Pure tungsten is a hard metal with colors ranging from steel gray to pewter white. It can be cut with a hacksaw when it is very pure, but it is brittle and difficult to work with when it is impure, and is normally worked by forging, extrusion, or drawing. This element has the highest melting point (3422°C) of all metals, and the highest tensile strength of all metals at a temperature above 1650°C, its Young's modulus is 406GPa. Due to its very high melting point, tungsten is not melted but sintered. Its resistance to corrosion is excellent and it can only be slightly attacked by mineral acids.
Tungsten has a wide range of uses.

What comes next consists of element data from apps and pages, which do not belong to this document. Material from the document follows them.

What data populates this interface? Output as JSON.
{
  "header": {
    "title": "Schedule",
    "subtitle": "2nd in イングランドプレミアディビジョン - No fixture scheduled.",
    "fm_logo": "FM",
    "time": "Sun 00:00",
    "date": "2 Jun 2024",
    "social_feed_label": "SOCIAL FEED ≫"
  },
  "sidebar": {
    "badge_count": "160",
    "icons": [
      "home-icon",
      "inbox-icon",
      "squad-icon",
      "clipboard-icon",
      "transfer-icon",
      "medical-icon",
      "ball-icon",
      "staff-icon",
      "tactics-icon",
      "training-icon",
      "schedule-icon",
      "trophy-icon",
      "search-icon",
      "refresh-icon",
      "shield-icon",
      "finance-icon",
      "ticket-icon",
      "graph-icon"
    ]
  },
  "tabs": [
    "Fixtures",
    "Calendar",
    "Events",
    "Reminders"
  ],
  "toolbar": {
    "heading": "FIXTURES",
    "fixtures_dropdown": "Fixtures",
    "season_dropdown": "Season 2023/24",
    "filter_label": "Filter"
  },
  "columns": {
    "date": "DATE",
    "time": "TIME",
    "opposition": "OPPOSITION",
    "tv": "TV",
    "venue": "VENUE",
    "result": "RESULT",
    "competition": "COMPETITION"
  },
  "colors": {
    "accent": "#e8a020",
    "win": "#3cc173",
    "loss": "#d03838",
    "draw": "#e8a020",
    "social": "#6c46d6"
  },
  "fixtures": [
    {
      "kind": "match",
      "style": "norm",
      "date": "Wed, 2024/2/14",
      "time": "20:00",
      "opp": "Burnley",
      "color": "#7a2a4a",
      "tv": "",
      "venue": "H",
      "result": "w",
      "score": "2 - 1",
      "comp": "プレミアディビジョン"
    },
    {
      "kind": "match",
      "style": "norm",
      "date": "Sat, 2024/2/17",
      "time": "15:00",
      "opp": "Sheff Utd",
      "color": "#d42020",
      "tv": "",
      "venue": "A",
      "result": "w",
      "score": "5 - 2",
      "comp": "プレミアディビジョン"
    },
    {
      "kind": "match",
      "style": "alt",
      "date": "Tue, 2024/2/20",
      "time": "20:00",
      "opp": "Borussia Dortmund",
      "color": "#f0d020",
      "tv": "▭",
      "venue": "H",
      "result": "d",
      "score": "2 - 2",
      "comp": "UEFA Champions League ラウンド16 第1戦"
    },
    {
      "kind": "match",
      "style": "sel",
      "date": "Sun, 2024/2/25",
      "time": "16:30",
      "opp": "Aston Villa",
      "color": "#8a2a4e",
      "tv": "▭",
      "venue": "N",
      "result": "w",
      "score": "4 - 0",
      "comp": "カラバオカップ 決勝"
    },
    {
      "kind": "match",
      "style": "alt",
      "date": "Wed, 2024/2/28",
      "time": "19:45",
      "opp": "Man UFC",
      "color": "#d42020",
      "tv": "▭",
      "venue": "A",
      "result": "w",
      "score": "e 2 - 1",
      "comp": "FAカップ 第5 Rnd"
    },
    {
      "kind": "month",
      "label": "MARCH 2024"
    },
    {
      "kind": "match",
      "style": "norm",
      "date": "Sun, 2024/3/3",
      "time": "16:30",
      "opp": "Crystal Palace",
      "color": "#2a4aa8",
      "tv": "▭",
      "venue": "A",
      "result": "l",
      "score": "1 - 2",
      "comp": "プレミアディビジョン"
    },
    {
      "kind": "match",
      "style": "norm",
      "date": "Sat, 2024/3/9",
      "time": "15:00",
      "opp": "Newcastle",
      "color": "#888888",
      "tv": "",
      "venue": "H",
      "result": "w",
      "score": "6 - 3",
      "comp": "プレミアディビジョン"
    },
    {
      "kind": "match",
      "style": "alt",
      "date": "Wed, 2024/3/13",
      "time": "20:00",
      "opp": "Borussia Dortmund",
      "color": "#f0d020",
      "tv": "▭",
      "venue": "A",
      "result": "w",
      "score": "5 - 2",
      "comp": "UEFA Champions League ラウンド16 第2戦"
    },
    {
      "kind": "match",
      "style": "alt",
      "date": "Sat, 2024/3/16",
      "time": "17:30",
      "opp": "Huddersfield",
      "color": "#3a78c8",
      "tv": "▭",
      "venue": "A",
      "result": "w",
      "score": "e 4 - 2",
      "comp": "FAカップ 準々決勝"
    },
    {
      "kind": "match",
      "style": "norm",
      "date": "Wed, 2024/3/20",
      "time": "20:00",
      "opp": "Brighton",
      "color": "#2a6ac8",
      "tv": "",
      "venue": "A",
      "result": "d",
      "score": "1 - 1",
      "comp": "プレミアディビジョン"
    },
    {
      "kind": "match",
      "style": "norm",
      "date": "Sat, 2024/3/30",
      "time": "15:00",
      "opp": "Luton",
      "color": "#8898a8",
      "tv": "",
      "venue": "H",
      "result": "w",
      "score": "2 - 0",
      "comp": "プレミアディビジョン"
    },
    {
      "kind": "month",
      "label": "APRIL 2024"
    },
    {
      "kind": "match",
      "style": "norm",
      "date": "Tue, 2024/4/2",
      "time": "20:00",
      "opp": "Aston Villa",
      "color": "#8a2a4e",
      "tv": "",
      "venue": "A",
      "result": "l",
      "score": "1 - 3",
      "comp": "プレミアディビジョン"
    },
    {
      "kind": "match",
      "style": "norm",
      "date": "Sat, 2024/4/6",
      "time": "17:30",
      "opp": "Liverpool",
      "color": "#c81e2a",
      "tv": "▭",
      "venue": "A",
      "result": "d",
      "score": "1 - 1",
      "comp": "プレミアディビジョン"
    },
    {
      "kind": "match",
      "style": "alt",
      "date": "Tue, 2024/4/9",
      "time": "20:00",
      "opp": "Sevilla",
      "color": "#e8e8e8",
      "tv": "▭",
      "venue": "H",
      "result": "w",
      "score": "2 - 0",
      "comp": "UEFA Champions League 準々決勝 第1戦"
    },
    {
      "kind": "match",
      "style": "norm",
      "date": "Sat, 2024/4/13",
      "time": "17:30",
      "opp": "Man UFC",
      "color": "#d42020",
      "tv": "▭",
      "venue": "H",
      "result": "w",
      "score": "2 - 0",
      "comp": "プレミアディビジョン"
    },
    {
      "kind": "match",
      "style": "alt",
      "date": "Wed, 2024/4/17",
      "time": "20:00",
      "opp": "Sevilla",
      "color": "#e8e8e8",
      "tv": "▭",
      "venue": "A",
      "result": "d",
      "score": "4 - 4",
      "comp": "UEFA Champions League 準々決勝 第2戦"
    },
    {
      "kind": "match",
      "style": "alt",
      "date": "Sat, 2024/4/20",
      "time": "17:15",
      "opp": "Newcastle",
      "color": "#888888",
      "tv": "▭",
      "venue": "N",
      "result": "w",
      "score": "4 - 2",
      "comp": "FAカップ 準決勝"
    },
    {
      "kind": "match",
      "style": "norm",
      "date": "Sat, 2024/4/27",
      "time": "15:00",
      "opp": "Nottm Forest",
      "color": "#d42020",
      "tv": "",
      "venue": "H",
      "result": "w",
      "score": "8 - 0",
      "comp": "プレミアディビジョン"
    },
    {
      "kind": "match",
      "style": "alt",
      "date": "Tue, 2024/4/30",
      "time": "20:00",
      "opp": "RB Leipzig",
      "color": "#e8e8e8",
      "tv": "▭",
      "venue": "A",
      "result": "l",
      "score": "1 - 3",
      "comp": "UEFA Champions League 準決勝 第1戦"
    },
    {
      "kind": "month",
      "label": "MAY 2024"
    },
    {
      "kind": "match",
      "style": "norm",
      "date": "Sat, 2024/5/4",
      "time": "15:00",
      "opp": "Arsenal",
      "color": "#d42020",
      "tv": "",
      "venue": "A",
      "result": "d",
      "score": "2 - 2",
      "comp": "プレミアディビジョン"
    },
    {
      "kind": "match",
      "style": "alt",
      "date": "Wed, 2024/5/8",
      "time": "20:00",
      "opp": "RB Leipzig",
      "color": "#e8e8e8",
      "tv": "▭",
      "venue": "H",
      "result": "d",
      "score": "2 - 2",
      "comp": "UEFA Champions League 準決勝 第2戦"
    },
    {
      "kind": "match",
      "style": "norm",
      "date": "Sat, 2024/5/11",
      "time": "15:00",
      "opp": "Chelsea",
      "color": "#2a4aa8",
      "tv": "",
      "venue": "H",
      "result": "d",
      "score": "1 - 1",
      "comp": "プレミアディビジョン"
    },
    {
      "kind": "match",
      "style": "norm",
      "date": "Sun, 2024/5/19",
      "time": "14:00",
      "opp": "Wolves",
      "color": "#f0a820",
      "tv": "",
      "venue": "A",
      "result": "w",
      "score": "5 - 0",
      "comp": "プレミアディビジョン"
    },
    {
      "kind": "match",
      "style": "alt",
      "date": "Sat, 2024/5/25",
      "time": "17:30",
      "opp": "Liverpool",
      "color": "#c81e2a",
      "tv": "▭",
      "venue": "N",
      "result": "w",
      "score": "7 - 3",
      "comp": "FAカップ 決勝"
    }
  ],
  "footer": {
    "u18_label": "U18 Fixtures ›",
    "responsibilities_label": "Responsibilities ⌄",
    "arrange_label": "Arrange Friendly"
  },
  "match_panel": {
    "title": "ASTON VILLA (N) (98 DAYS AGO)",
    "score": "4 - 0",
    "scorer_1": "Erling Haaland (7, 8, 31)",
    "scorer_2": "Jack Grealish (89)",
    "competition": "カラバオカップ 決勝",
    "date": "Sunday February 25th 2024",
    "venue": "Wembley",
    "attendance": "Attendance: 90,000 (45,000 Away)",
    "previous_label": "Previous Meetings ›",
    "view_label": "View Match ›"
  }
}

The hardness and density of this metal make it ideal for making alloys of metals used in armament, heat sinks, and weights and counterweights.
Since its coefficient of expansion is equivalent to that of borosilicate glass, it is used to make glass-to-metal welds (electrodes, electrical feedthroughs).
Superalloys containing tungsten are used to make turbine blades, steel tools and plating.
It is used as a refractory electrode in TIG welding.
The arc contacts of high-voltage circuit breakers are also partially made of tungsten in order to withstand the high temperature of an electric arc.
Tungsten is used in the mining, petroleum and armaments industries and in the electrical industry in pure or alloyed form.